§ EXERCISE GOAL:
Where does the string "UnsupportedOperationException" occur in the entries below? Copy every line where it does.

Interface dataset entries:
- Opening Delimiter -

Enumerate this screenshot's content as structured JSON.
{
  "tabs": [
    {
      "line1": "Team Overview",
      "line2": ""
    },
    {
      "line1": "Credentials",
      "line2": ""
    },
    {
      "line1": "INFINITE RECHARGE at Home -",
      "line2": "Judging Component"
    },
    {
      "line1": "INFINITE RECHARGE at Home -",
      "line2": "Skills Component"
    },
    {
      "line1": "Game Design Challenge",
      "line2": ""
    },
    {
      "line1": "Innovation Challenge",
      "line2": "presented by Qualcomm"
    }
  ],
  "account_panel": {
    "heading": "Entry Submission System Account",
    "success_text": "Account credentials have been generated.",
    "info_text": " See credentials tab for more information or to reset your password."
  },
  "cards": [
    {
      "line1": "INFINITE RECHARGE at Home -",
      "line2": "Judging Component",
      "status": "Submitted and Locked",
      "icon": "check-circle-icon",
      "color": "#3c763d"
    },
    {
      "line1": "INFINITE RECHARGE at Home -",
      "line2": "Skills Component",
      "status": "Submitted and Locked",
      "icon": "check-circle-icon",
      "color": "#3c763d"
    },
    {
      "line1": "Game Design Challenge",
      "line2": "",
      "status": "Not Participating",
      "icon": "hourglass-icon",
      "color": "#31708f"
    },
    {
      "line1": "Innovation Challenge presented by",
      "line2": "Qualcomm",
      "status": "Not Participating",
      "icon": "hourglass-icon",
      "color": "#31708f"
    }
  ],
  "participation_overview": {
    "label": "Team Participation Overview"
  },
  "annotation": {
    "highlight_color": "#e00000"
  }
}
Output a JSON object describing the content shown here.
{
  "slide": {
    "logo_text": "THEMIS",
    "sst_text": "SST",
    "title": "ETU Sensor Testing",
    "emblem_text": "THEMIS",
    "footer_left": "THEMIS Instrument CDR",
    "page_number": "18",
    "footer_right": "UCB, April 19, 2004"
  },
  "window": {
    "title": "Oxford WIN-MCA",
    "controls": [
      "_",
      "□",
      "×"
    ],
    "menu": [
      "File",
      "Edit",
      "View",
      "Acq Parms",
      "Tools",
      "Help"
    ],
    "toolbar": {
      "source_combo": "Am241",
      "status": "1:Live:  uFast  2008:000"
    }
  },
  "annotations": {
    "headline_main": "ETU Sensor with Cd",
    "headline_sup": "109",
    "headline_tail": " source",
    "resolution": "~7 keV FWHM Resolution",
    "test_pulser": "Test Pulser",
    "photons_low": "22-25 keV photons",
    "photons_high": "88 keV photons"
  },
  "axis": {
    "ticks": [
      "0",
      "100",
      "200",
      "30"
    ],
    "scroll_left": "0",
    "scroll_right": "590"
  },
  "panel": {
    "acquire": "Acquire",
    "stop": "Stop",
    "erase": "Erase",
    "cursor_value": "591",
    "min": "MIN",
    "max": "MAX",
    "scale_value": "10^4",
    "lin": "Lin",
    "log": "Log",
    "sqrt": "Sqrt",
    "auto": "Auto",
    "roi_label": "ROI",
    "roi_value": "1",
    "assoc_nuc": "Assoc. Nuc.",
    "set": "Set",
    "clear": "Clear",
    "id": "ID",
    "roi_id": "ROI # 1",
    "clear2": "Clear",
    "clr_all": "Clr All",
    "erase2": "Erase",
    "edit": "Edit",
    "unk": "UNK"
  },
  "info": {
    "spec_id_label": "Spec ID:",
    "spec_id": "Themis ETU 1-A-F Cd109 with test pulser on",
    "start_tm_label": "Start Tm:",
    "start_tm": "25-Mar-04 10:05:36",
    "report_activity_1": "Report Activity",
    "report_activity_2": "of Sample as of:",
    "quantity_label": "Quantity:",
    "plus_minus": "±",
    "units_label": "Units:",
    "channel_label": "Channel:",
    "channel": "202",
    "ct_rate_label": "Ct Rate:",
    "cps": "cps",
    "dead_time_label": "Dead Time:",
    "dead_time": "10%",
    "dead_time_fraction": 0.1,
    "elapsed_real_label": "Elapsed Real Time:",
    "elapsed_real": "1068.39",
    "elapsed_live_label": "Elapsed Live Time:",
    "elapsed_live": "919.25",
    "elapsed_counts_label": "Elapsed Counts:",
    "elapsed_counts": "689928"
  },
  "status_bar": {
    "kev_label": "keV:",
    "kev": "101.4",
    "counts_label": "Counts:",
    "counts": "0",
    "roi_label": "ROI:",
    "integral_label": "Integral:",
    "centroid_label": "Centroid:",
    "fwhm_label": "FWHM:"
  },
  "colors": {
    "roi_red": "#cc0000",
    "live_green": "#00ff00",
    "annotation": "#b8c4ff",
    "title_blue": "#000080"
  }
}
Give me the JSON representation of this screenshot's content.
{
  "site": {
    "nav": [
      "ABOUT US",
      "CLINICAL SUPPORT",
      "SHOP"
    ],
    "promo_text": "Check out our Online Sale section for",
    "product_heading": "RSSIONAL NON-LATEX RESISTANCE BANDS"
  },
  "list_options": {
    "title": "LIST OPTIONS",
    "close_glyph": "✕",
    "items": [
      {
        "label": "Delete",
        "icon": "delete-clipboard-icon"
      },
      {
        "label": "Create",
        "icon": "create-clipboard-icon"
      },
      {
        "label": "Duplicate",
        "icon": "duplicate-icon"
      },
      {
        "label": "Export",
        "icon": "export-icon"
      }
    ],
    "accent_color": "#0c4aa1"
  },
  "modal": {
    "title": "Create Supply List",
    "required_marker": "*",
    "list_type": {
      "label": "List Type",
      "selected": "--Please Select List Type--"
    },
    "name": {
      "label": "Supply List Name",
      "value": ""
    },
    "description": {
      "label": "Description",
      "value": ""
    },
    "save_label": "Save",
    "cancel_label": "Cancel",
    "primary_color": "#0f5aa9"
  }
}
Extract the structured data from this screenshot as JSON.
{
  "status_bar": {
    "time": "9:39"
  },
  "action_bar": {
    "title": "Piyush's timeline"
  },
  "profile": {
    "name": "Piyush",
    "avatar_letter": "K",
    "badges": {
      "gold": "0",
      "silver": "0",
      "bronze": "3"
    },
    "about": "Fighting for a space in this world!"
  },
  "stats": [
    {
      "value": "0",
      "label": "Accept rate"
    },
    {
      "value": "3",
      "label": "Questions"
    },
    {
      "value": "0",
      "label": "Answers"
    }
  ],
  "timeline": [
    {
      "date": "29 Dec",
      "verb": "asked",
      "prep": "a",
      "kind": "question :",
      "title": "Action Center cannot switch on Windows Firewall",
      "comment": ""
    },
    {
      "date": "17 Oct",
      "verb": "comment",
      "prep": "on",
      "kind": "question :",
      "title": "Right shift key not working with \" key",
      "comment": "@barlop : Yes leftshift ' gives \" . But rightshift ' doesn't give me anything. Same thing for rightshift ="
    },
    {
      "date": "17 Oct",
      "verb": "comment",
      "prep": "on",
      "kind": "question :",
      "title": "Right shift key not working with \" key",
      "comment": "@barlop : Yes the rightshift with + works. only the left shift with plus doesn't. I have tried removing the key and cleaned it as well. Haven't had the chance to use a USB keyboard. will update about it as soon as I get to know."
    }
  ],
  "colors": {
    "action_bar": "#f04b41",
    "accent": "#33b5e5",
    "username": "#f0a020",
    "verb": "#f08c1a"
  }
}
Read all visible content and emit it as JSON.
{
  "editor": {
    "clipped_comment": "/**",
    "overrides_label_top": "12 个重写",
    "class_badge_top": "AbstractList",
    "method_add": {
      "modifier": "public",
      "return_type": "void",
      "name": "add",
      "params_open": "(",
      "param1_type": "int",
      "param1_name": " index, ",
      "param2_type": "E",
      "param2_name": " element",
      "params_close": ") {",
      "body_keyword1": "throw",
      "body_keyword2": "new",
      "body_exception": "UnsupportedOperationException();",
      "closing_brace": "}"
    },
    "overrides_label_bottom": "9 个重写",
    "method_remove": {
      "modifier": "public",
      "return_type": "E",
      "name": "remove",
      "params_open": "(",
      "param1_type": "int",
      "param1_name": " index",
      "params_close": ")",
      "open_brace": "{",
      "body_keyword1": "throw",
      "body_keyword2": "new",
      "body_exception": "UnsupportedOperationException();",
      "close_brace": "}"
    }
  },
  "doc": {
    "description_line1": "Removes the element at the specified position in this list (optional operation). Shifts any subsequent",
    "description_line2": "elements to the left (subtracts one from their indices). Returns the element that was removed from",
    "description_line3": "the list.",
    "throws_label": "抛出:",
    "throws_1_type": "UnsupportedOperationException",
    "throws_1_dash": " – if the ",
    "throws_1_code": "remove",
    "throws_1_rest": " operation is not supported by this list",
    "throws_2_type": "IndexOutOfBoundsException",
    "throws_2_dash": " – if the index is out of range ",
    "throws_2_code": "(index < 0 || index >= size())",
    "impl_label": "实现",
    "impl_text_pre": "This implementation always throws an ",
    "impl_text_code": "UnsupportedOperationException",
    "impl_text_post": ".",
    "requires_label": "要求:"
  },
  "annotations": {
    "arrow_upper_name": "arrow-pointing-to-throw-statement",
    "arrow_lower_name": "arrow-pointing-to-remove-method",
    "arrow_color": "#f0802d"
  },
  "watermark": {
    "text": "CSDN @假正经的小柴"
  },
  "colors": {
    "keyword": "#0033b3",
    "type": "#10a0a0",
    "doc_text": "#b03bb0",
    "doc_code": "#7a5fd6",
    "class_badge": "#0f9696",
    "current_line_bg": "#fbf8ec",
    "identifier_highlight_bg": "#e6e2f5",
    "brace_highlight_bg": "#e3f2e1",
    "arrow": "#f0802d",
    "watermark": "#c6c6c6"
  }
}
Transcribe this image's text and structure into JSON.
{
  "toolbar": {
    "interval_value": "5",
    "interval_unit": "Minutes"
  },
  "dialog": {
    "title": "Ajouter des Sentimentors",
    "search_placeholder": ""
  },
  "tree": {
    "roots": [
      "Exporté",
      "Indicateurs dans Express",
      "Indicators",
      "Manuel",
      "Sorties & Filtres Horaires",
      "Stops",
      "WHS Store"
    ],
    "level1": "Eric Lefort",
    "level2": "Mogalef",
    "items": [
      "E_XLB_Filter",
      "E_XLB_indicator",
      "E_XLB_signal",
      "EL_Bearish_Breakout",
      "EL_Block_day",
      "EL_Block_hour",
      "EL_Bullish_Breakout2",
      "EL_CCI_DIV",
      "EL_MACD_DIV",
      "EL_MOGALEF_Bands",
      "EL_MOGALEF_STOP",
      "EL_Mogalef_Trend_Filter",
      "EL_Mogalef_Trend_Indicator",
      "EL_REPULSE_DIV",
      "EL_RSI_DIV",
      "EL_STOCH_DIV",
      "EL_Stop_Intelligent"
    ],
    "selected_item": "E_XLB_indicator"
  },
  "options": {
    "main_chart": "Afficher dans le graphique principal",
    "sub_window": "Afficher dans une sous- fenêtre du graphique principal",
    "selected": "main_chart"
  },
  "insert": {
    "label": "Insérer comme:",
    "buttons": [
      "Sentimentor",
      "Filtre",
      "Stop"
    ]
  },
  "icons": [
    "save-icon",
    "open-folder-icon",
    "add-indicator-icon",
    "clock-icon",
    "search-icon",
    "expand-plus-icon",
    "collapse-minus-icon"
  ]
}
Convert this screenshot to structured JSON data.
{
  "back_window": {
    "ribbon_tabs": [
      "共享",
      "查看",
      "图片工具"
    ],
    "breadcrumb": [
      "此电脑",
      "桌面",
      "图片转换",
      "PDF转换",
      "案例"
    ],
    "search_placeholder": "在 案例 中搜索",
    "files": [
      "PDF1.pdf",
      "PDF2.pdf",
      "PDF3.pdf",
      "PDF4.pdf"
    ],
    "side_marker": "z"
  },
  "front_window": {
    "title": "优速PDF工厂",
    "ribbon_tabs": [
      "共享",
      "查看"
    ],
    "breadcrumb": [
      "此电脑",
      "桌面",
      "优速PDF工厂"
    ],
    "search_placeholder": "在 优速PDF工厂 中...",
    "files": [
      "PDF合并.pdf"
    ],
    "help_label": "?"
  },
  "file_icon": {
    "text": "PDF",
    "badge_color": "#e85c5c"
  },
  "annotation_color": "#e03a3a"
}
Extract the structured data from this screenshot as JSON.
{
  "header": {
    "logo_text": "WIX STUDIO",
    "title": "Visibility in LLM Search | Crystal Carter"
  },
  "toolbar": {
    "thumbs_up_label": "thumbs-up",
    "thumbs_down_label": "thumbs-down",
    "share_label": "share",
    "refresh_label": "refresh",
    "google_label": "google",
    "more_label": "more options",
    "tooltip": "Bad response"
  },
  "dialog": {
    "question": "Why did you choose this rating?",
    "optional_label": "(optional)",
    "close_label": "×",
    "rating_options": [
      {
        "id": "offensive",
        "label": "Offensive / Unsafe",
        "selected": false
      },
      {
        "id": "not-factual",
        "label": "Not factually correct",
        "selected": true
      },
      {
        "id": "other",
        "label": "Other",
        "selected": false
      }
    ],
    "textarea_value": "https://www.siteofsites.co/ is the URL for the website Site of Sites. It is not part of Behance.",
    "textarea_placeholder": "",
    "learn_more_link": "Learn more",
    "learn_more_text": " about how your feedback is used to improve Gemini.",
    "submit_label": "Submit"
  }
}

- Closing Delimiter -

§ SOLUTION FOR THIS PROBLEM:
      "body_exception": "UnsupportedOperationException();",
      "body_exception": "UnsupportedOperationException();",
    "throws_1_type": "UnsupportedOperationException",
    "impl_text_code": "UnsupportedOperationException",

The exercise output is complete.